First Lt. Jullian P. Goodrum will not be dishonorably discharged, will not face imprisonment and will not forfeit his much-needed medical benefits now that he is no longer charged with being absent without leave.
Lt. Jullian P. Goodrum left his base to seek civilian medical attention.
In November 2003, in the throes of an emotional breakdown, Goodrum checked himself into a civilian psychiatric hospital in Knoxville, Tenn., after an Army clinic at Fort Knox, Ky., his home base, turned him away. The Post first wrote about Goodrum and his case in the Style section in November.
The 16-year veteran, who served in the Iraq and the Persian Gulf wars and remains under psychiatric care at Walter Reed Army Medical Center, still faces two non-judicial charges.
"They don't want to admit that 'Maybe he was right, maybe we were wrong,' so they give him an Article 15," James R. Klimaski, Goodrum's attorney, said Monday. An Article 15 is an administrative charge.
Army officials declined to comment on any aspect of Goodrum's case.
Goodrum, 34, yesterday called the decision to quash his court-martial "the fair and legal thing to do, and just." Still, he remained concerned about having to face a hearing on the other charges, this one on April 1.
His case became a rallying cry for veterans activists angered at the military's handling of PTSD cases emerging from the war in Iraq. Goodrum believes that Army commanders have pursued charges against him as retaliation for his complaints about lack of preparedness and command ineffectiveness during his deployment to Iraq in 2003.
After investigating Goodrum's case, Army Lt. Col. Michael L. Amaral recommended a full court-martial.
"Lt. Goodrum has been diagnosed with PTSD, though this should not be reason to not pursue court martial action," Amaral wrote late last year in a report sent up the chain of command.
But Maj. Gen. Galen B. Jackman, commander of the Army Military District of Washington, downgraded the case on March 15 when he dismissed the AWOL charge.
At his hearing next week before Jackman, Goodrum will defend himself against a charge of "conduct unbecoming an officer and a gentleman." This charge stems from Goodrum's refusal in November 2003 to obey a captain's admonishment to leave Knoxville and return to Fort Knox. The charge sheet does not mention his treatment in Knoxville for post-traumatic stress disorder.
Goodrum also is charged with fraternization with a female sergeant. This charge dates to Goodrum's prewar mobilization at Camp Atterbury in Indiana, when he allegedly kissed and embraced the woman. It also mentions alleged fraternization in Kuwait and Iraq in 2003.
Both Goodrum and the sergeant have denied the allegations. Some witnesses at his earlier court-martial -- where these charges first were aired -- debunked them as part of a vendetta against Goodrum.
If found guilty, Goodrum could face sanctions such as a forfeiture of pay or official reprimand.
However the case turns out, Goodrum will likely be leaving the military, Klimaski said.
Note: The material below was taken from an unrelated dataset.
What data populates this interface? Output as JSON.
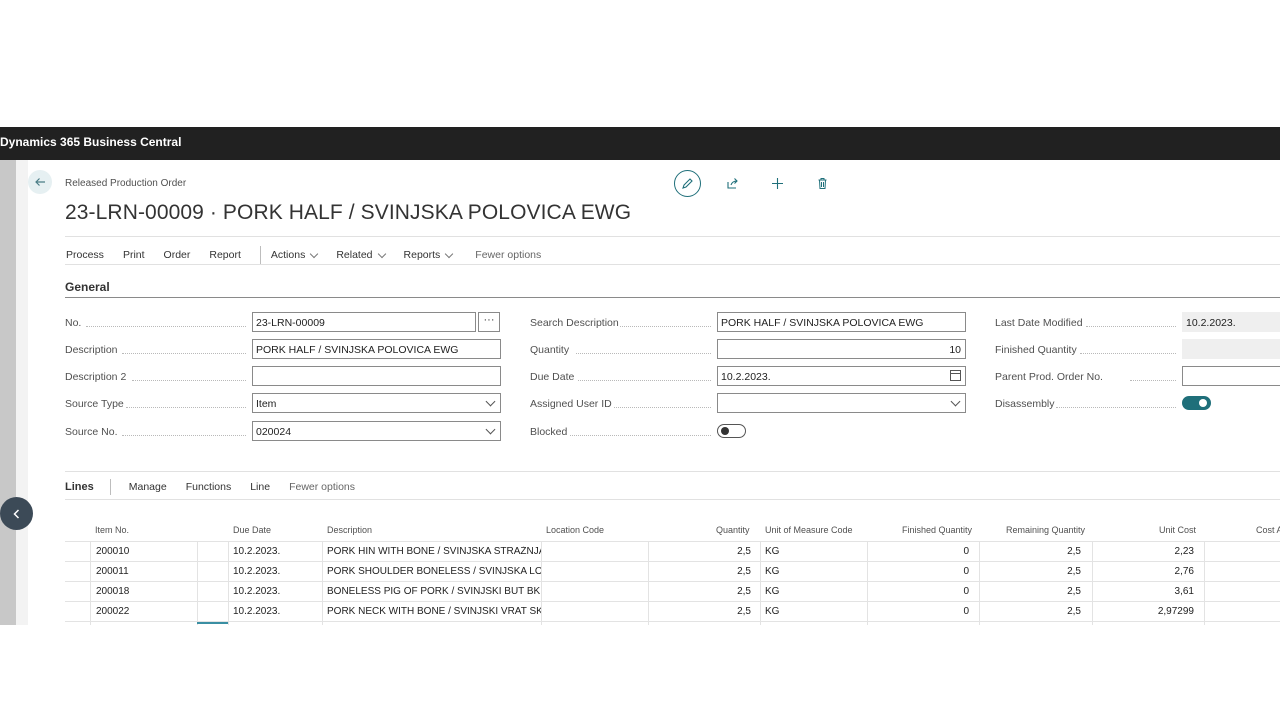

An Army medical board that already has examined his case is set to recommend that he be medically discharged.